Kelena didn't know what to say. As repulsive as the relationship between her husband and Emmet Nimedor had been to her, she realized the value of Emmet as a good man, true and brave. And Dankar's suffering was so palpable that she could not help but feel sorry for him. "How did it happen?" she asked.
"He was captured by the Lyaki," said Dankar, his fingernails digging into the flesh of his palms. "They tortured him, trying to find out the plans of the next attack... and when it became clear to them their efforts are futile, they burned him alive. I don't know if it is true, but it was said he... he did not cry out, not once.""He was captured by the Lyaki," said Dankar, his fingernails digging into the flesh of his palms. "They tortured him, trying to find out the plans of the next attack... and when it became clear to them their efforts are futile, they burned him alive. I don't know if it is true, but it was said he... he did not cry out, not once." A great shuddering gasp escaped his mouth, and he buried his face in his hands.
"I will call for an infusion of calming herbs," Kelena said in a hushed voice. "I will say it is for me."
She was about to ring for a servant, but Dankar caught her wrist. "No," he said. "No... want nothing. Nothing will help. Not now. He was brave, Emm... he had courage, like Tryg... and brave men are always favored by the Great Spirit. I should never have left him," he went on, savagely. "He was taken captive on the same day I went home. I should have stayed by his side."
"You could not have," Kelena said reasonably but gently. "You were wounded."
Her husband looked at her through a haze of pain. "I know what you think of me. I am an abomination, an insult to the essence of the Spirit, and so was Emmet. But I loved him – by all I hold sacred, I loved him."
"As he loved you," said Kelena with a sigh, looking directly into the black eyes she once feared. "I do not think you are an abomination, Dankar. There is simply something about you which is... unusual... out of the ordinary. And the way of the world is such that you need to hide it, or be an outcast. I understand this. But at least within your house, and on an open road, and in your own heart you can be free." She was silent, warding off untimely bitterness. I can never be free, her silence implied. You made sure of that. Dankar was good at reading between the lines, though. He fully understood her meaning, and when he looked at her, for the first time ever Kelena saw a hint of remorse.

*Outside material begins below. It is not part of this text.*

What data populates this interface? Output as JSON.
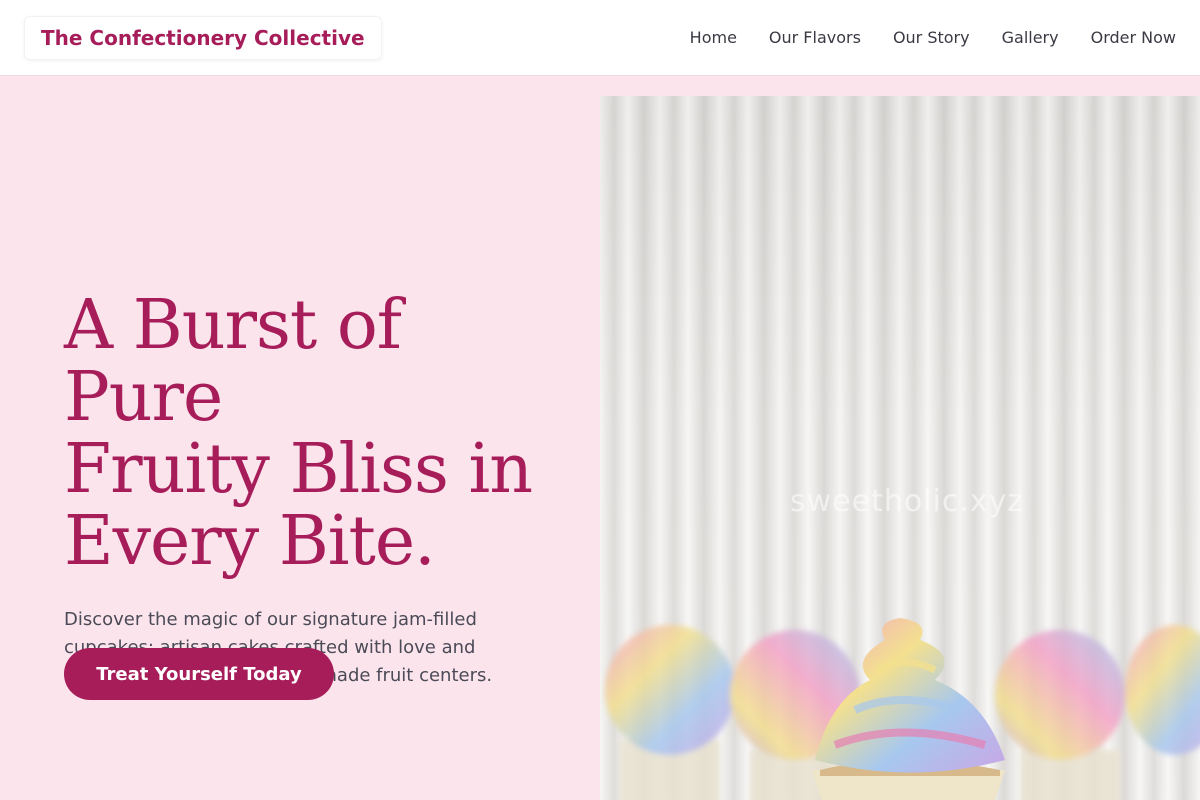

"All men deserve to be free," he said. "All women, too. My first wives chose not to accept it, they tried to bend me to their will, to correct my path, but you... you were always good, Kelena. I can find no fault in you. If you wish, I can make you free. I realize the dissolution of this marriage might bring trouble upon you, from the side of your clan and especially your mother, but I can give you enough gold to be respectably settled all your life – as close to or as far from Rhasket as you would wish."

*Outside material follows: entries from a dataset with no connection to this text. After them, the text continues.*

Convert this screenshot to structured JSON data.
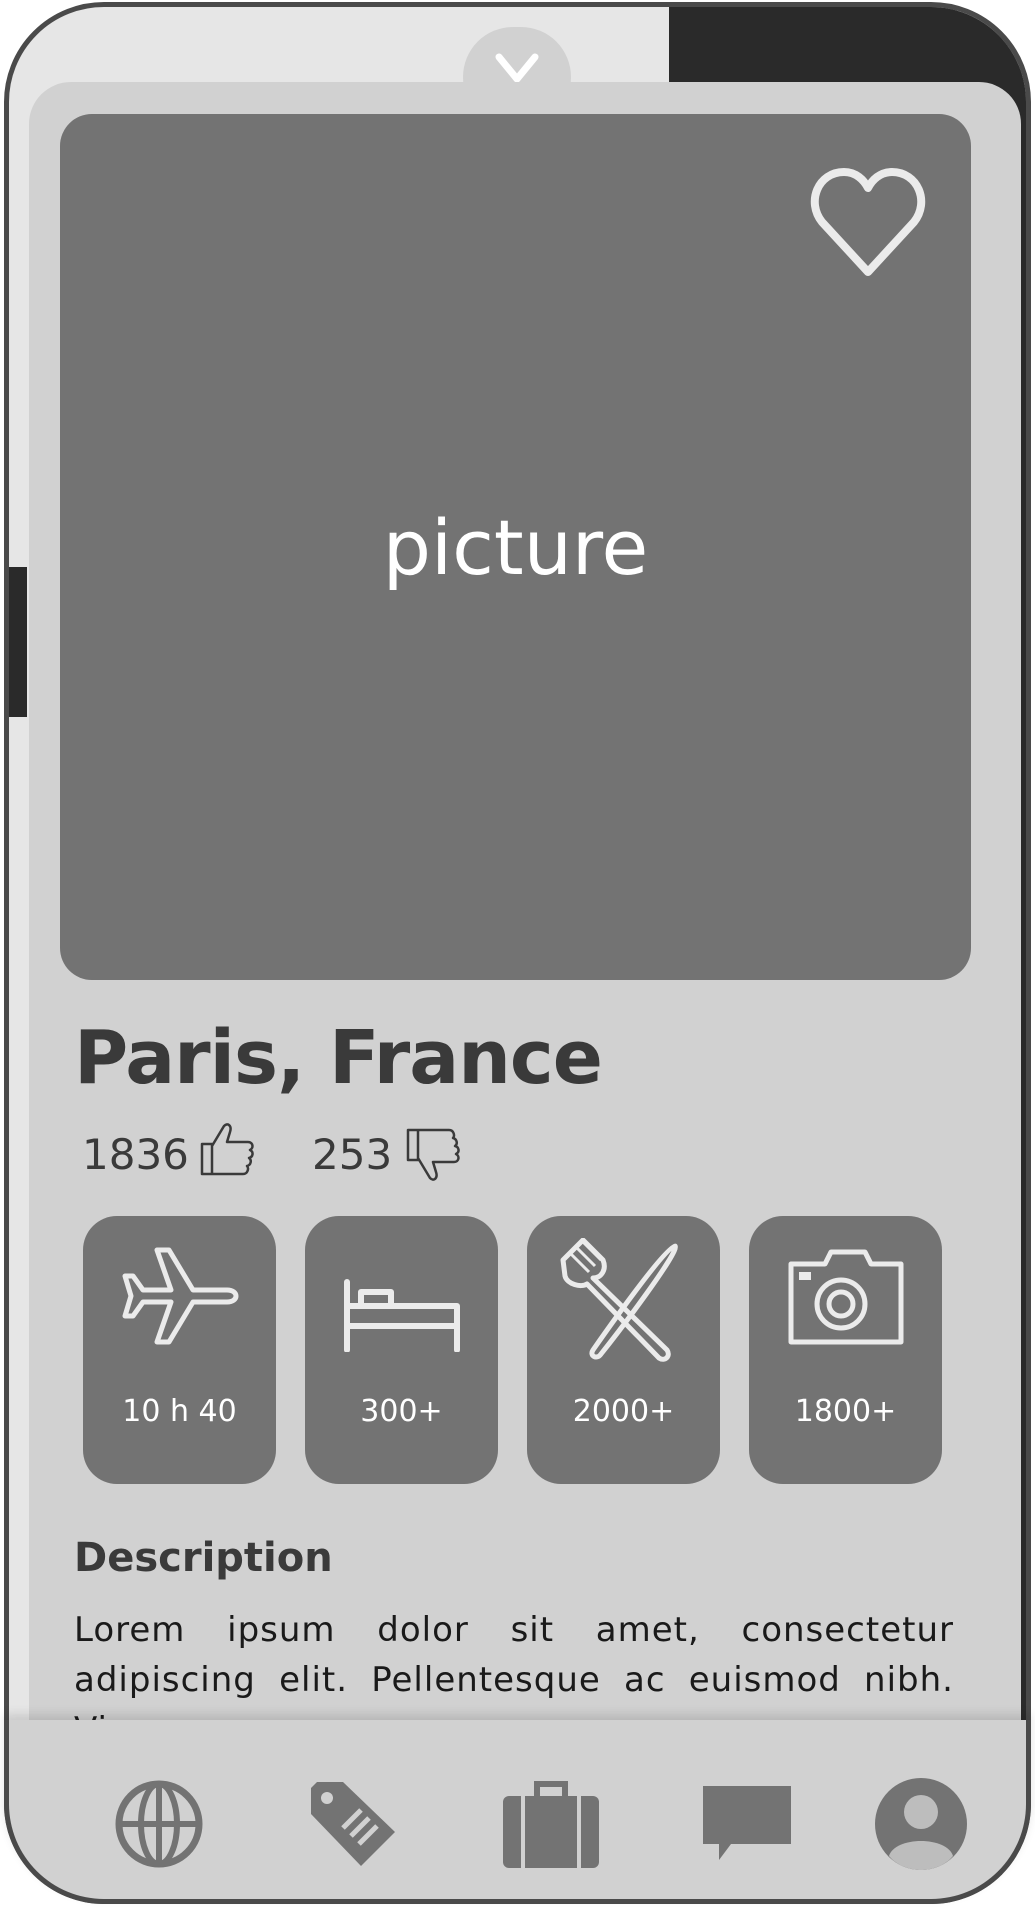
{
  "hero": {
    "placeholder_label": "picture"
  },
  "destination": {
    "title": "Paris, France"
  },
  "votes": {
    "likes": "1836",
    "dislikes": "253"
  },
  "stats": [
    {
      "icon": "airplane-icon",
      "label": "10 h 40"
    },
    {
      "icon": "bed-icon",
      "label": "300+"
    },
    {
      "icon": "cutlery-icon",
      "label": "2000+"
    },
    {
      "icon": "camera-icon",
      "label": "1800+"
    }
  ],
  "description": {
    "heading": "Description",
    "body": "Lorem ipsum dolor sit amet, consectetur adipiscing elit. Pellentesque ac euismod nibh. Vivamus"
  },
  "nav": [
    {
      "icon": "globe-icon"
    },
    {
      "icon": "tag-icon"
    },
    {
      "icon": "briefcase-icon"
    },
    {
      "icon": "chat-icon"
    },
    {
      "icon": "profile-icon"
    }
  ],
  "colors": {
    "panel": "#d1d1d1",
    "tile": "#737373",
    "text": "#3a3a3a"
  }
}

Kelena could not suppress a bitter smile. If only he had made this offer before taking my maidenhood, she mused, everything could have been different. It was too late now, though. Too late for so many things.
But he was brittle, broken, shaking with grief, and an impulse made her reach out for his hand. "Emmet was a man of worth," she said, "a man of valor. Perhaps," she hesitated for a heartbeat, then went on, "perhaps it will give you some comfort to name our son after him."
It took a moment for her words to sink in. He looked at her, his face tear-stricken, his eyes wide with astonishment. "Are... are you..." he struggled for words.
"Are you certain?" he blurted out. "Absolutely certain?"
She nodded again. "Of course," she said, "if it is a girl, we can call her Emma. But I don't mind either way. It is a good name."
Wordlessly, Dankar turned aside and wiped away his tears. Then he took her hand and, for the first time since they were married, brought it to his lips.